Assignment: In the following listing, find the lines containing "toegekend" and report them.

Dataset excerpts:
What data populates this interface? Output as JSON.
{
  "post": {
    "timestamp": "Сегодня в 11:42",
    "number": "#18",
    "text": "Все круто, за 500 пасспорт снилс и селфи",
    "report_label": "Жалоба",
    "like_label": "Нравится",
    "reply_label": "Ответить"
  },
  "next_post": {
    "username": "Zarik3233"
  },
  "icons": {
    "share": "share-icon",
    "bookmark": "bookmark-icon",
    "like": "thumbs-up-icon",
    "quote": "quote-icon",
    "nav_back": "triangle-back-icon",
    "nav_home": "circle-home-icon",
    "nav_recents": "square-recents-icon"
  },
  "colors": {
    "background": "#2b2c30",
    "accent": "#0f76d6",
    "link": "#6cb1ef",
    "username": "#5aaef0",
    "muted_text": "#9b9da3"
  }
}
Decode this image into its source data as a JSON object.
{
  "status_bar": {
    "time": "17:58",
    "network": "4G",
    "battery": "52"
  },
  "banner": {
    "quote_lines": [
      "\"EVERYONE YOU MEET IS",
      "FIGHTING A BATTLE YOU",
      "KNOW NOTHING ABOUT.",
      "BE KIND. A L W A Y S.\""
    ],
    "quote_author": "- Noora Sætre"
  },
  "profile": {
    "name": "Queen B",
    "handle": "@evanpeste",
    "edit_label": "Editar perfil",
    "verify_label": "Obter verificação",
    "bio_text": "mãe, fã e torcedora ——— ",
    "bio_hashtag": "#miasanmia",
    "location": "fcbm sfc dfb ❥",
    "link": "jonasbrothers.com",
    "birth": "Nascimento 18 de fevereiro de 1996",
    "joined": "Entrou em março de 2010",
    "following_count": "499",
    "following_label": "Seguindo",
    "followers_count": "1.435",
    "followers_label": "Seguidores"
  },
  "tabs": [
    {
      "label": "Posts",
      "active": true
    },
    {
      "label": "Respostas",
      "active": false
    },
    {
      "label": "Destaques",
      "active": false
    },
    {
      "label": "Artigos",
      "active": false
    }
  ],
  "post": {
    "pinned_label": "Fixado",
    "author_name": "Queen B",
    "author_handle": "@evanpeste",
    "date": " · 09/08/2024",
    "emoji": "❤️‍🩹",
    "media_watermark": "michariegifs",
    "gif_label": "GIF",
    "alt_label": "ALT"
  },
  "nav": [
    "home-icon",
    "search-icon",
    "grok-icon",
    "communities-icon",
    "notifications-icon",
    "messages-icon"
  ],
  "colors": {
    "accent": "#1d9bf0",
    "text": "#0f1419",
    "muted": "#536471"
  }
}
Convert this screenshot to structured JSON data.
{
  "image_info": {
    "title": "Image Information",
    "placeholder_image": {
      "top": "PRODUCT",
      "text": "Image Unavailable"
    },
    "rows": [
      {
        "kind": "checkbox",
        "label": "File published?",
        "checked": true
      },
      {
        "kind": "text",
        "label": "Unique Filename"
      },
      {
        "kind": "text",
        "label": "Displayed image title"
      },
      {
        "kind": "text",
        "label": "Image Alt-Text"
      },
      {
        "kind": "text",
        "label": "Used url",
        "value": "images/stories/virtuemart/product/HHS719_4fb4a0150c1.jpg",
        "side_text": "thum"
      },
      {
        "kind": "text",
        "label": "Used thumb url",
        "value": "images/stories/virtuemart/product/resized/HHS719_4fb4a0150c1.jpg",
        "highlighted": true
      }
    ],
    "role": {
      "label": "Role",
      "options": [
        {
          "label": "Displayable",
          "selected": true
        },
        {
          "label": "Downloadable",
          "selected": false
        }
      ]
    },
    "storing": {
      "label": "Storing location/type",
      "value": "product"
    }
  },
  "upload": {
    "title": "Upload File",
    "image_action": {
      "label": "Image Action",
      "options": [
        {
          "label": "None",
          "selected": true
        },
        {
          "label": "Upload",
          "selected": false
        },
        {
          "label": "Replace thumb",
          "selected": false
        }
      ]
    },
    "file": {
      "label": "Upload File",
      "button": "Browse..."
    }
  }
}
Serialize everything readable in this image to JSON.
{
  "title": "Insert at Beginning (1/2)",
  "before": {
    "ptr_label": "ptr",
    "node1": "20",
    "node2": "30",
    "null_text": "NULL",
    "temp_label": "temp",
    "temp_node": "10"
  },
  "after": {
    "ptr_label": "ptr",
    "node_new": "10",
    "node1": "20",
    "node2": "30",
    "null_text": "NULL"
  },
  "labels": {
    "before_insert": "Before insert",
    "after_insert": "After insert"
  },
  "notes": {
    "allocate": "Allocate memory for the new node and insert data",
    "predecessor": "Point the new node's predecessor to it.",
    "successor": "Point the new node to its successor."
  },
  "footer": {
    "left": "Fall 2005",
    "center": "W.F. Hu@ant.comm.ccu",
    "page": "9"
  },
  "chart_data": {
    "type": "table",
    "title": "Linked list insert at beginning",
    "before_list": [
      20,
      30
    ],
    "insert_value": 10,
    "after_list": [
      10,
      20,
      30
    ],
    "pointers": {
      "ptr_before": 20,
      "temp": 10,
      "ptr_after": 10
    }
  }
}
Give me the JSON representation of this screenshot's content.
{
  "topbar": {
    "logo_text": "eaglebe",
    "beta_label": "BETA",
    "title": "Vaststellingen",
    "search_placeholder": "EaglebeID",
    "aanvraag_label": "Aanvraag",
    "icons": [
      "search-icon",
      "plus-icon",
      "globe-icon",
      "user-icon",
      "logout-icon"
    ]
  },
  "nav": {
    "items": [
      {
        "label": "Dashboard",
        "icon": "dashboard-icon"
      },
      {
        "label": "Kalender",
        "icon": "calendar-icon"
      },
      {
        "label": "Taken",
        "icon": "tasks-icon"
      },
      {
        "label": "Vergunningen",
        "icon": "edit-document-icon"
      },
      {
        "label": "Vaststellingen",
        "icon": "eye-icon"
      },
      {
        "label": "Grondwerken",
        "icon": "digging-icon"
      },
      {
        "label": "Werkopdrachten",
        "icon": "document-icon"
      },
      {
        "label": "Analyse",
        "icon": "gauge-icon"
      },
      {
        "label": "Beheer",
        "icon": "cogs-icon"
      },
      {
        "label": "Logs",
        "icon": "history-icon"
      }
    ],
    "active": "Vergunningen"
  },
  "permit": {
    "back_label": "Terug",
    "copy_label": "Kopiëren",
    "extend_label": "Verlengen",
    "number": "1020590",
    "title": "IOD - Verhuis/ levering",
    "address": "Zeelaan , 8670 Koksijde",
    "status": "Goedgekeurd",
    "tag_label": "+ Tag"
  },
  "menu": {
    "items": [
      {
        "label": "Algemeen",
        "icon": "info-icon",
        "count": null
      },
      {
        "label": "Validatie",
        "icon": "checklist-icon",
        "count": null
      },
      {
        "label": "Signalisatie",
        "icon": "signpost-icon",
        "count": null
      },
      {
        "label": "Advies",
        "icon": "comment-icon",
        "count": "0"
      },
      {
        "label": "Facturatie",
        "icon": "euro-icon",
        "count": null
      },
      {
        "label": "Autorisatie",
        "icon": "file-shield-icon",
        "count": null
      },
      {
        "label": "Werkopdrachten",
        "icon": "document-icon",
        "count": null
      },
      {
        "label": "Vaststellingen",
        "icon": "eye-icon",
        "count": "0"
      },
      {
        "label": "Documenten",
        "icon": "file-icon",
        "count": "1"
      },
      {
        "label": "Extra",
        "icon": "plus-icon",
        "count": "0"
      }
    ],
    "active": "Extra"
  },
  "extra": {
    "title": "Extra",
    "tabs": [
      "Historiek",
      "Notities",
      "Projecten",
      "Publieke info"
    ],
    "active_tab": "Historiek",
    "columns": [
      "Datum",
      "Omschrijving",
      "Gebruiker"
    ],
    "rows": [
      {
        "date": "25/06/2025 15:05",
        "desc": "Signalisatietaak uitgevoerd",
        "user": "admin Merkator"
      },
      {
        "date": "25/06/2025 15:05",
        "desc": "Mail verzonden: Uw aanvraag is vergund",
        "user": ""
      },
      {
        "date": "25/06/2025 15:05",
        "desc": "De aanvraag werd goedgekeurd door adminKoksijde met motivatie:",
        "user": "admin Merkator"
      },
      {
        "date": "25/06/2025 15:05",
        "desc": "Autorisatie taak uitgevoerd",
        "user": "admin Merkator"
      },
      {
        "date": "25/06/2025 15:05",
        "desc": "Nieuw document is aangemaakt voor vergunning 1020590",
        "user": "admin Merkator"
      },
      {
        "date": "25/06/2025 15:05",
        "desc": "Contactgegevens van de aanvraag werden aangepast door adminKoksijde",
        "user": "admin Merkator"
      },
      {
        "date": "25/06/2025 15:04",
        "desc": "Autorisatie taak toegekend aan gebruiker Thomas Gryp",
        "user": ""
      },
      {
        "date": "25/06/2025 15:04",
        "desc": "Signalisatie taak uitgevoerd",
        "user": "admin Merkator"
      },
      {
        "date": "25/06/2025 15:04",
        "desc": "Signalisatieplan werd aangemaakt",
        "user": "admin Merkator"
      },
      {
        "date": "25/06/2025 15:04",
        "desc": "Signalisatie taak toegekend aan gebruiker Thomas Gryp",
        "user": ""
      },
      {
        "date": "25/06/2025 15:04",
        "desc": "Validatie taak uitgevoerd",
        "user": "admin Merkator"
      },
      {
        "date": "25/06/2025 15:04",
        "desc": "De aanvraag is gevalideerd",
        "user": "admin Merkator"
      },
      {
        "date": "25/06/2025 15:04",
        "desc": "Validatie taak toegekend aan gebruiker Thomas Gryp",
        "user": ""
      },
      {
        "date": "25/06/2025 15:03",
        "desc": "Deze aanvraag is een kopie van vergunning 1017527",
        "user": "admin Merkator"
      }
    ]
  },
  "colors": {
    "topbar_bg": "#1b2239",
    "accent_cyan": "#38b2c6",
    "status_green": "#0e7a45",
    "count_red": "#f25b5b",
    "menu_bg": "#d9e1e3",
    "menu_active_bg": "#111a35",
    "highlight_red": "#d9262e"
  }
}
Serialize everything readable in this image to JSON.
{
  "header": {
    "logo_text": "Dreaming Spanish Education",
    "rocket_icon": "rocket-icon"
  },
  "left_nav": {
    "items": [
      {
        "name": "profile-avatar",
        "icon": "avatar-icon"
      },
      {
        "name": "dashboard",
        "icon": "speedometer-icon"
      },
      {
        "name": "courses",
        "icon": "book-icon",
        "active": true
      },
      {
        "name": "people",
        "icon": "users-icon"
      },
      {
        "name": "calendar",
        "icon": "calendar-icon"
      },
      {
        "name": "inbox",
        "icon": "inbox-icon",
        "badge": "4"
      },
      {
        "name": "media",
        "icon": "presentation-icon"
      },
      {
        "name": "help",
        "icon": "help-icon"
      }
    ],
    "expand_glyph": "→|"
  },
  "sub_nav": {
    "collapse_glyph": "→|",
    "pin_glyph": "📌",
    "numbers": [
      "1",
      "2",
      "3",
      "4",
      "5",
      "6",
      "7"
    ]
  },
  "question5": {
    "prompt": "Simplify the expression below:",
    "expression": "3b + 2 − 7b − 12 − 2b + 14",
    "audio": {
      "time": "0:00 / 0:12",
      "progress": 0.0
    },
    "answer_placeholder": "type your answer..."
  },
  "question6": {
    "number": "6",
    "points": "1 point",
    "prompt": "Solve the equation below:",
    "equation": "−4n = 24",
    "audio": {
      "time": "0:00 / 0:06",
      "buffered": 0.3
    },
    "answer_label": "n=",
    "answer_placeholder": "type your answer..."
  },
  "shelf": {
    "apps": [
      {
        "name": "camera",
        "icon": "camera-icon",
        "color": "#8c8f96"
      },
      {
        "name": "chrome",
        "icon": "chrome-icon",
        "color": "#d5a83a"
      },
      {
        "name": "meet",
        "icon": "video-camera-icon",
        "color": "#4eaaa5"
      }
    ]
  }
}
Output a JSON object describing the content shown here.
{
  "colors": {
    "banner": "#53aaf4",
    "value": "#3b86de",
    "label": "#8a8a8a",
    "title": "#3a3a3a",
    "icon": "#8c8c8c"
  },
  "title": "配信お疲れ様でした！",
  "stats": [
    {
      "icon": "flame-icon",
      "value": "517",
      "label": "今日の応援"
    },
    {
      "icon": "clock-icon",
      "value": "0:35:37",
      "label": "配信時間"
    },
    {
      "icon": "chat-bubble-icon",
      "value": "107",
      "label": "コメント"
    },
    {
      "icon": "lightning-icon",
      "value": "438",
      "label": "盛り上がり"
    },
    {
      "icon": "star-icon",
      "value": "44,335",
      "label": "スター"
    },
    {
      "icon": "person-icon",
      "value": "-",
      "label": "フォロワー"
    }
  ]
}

Finished exercise:
        "desc": "Autorisatie taak toegekend aan gebruiker Thomas Gryp",
        "desc": "Signalisatie taak toegekend aan gebruiker Thomas Gryp",
        "desc": "Validatie taak toegekend aan gebruiker Thomas Gryp",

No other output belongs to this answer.